Japan’s Identity in International Society: Constructing Identity as a ‘Peacebuilding State’

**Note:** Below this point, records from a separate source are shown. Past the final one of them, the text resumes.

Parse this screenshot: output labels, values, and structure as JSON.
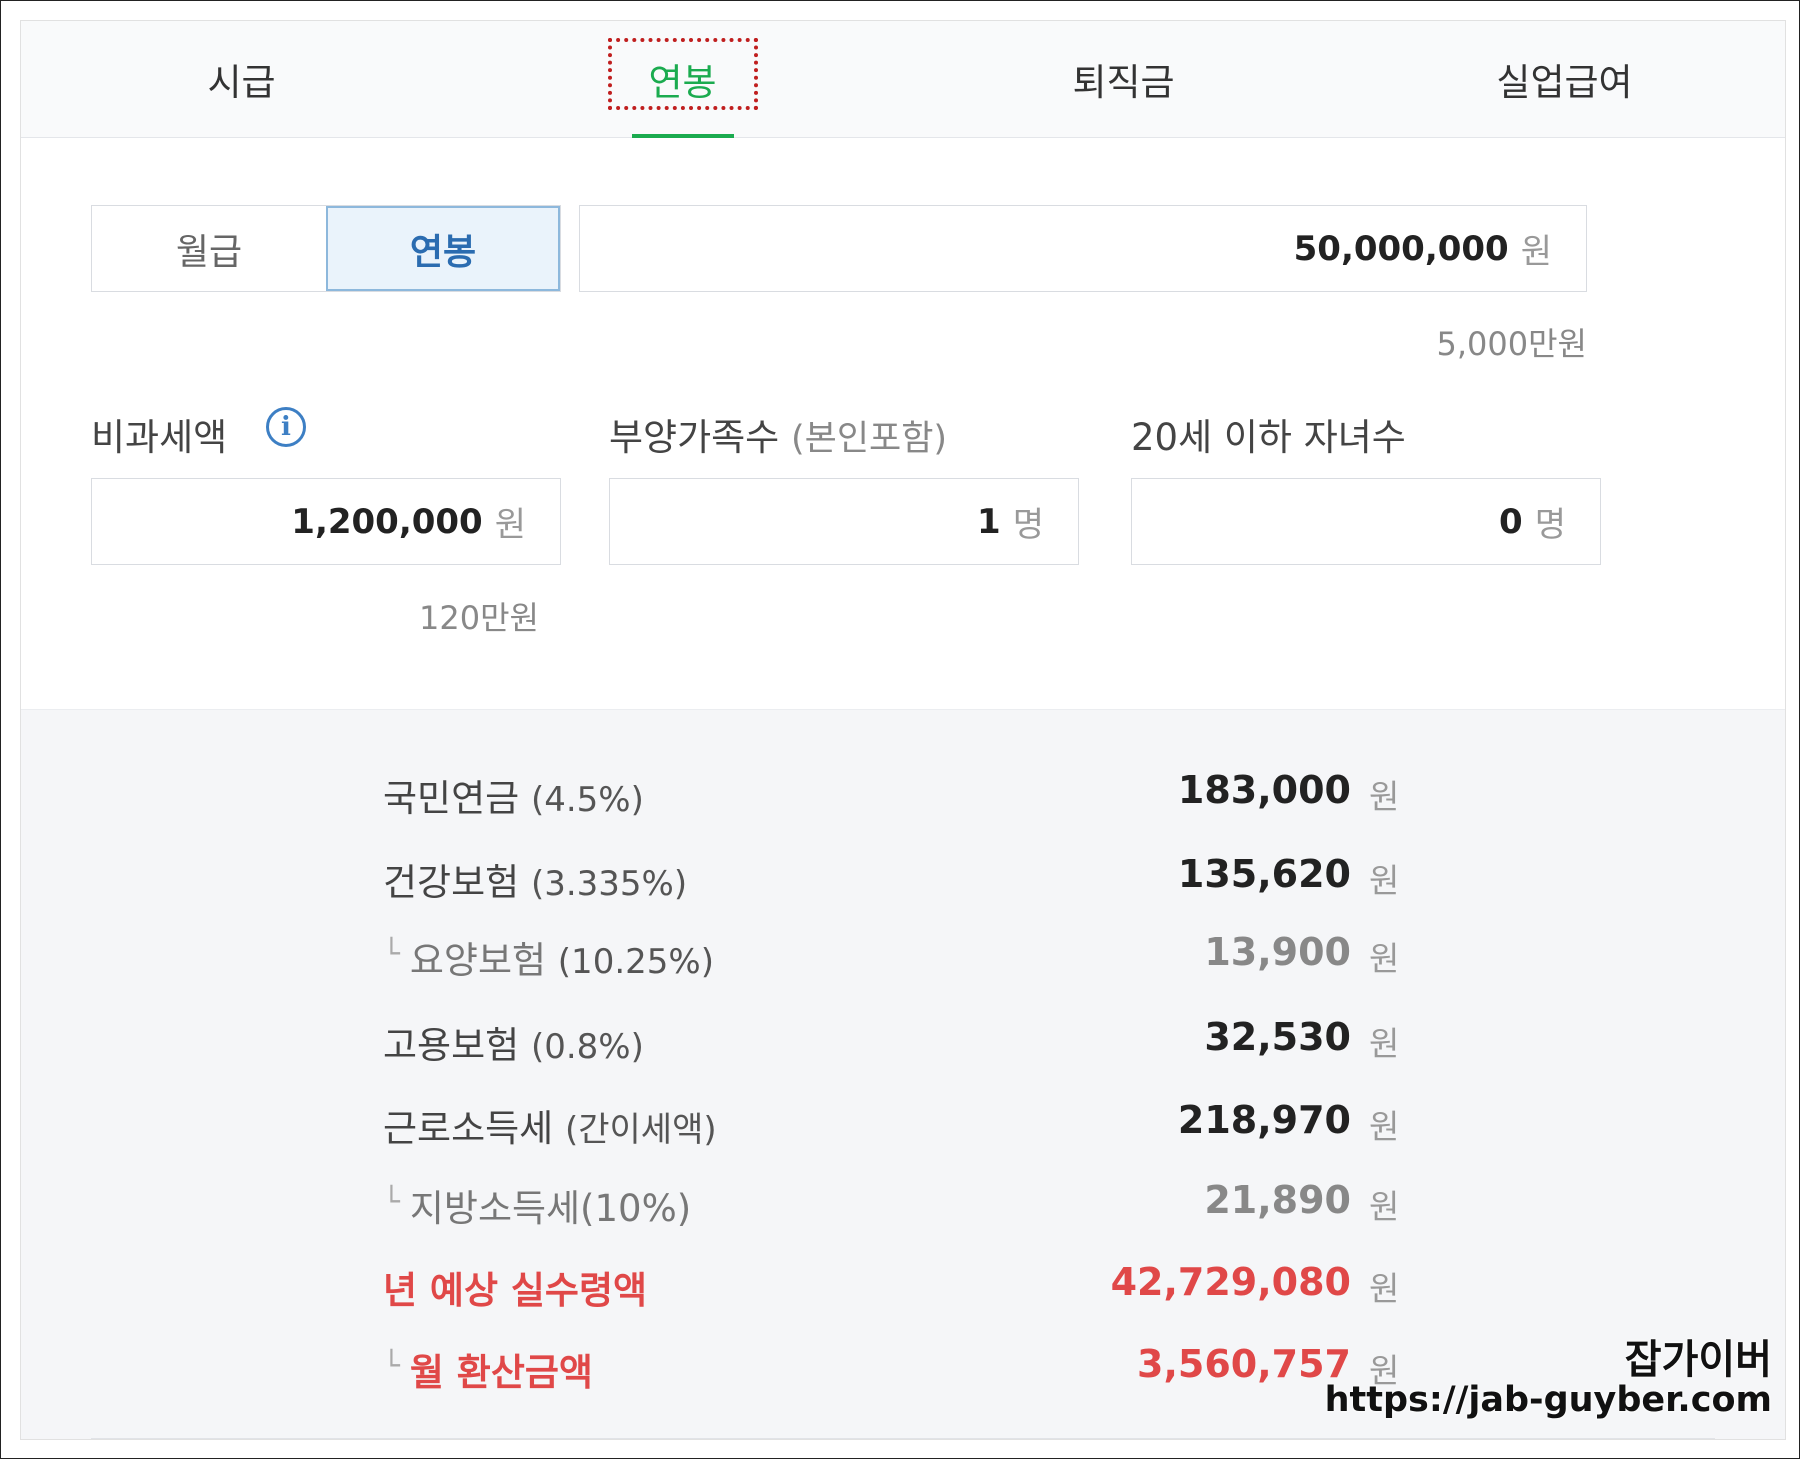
{
  "tabs": [
    {
      "label": "시급"
    },
    {
      "label": "연봉"
    },
    {
      "label": "퇴직금"
    },
    {
      "label": "실업급여"
    }
  ],
  "salary_type": {
    "options": [
      "월급",
      "연봉"
    ],
    "selected": "연봉"
  },
  "salary_input": {
    "value": "50,000,000",
    "unit": "원",
    "hint": "5,000만원"
  },
  "nontaxable": {
    "label": "비과세액",
    "value": "1,200,000",
    "unit": "원",
    "hint": "120만원"
  },
  "dependents": {
    "label": "부양가족수",
    "label_sub": "(본인포함)",
    "value": "1",
    "unit": "명"
  },
  "children": {
    "label": "20세 이하 자녀수",
    "value": "0",
    "unit": "명"
  },
  "results": [
    {
      "name": "국민연금",
      "pct": "(4.5%)",
      "amount": "183,000",
      "unit": "원"
    },
    {
      "name": "건강보험",
      "pct": "(3.335%)",
      "amount": "135,620",
      "unit": "원"
    },
    {
      "name": "요양보험",
      "pct": "(10.25%)",
      "amount": "13,900",
      "unit": "원"
    },
    {
      "name": "고용보험",
      "pct": "(0.8%)",
      "amount": "32,530",
      "unit": "원"
    },
    {
      "name": "근로소득세",
      "pct": "(간이세액)",
      "amount": "218,970",
      "unit": "원"
    },
    {
      "name": "지방소득세(10%)",
      "pct": "",
      "amount": "21,890",
      "unit": "원"
    },
    {
      "name": "년 예상 실수령액",
      "pct": "",
      "amount": "42,729,080",
      "unit": "원"
    },
    {
      "name": "월 환산금액",
      "pct": "",
      "amount": "3,560,757",
      "unit": "원"
    }
  ],
  "watermark": {
    "name": "잡가이버",
    "url": "https://jab-guyber.com"
  },
  "colors": {
    "active_tab": "#1bab4f",
    "highlight": "#c01f1f",
    "total_red": "#e04848",
    "selected_blue": "#2b6cb0"
  }
}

Since the end of the Cold War, the development of Japan’s foreign policy has shown a great level of relevance to regional and international security affairs. Regional instability and conflict in regions such as Asia, Eastern Europe and Africa, the onset of the global war on terror from 2001 onwards, and the recent rise of China in economic and security terms, have all continued to attract scholars and practitioners at home and abroad in analysing and understanding Japan’s foreign policy stance regarding these issues. More fundamentally, although it is not a new phenomenon, portrayals of Japan’s regional and international roles continue to serve as an essential element of their research interest. Researchers in this field often concern themselves with the following question: what sort of self-image of statehood is Japan trying to perceive and demonstrate in a changing international society? Indeed, the study of identity is of central importance to the field of Japanese studies. Recent research regarding the study of Japan’s identity in the security sector has focused either on the continuation of a long-lasting identity as a “peace state”, or an increasing change towards a more “internationally proactive state”. However, it overlooks evolving and mixed elements of such an identity from a broader historical perspective, and leaves questions with regard to the dynamics of identity construction. Literature regarding the emerging phenomenon of Japan’s involvement in peacebuilding indicates a promising direction for the examination of this aspect, but so far it underexplores the relationship between Japan’s identity and peacebuilding. Within a framework of qualitative research, this thesis investigates how Japan has constructed its identity as a “peacebuilding state”. It employs a framework to analyse a process of the construction of identity consisting of three aspects: articulation of self-perception by narratives (what Japan represents itself as by narratives); action commensurate with the narrative self-perception (how Japan acts in an effort to demonstrate that its representation fits Japan); and social recognition (how other members of the international audience recognise Japan’s self-perception and related actions). This research examines political discourse, media sources, opinion polls, and in- person interviews with key figures related to peacebuilding, and argues that the construction of Japan’s identity as a peacebuilding state has taken place in three ways: comprehensive peacebuilding efforts on the ground in a troubled region; taking a leadership role in international forums related to peacebuilding; and implementing human resource development for peacebuilding at home. It provides an alternative insight into the study of Japan’s identity in security sectors, and reinforces theoretical and empirical aspects of the relationship between identity and peacebuilding in the context of Japan.
Advisor: Headley, James
Degree Name: Doctor of Philosophy
Degree Discipline: Politics
Publisher: University of Otago
Keywords: Japan; Identity; International Society; Peacebuilding
Research Type: Thesis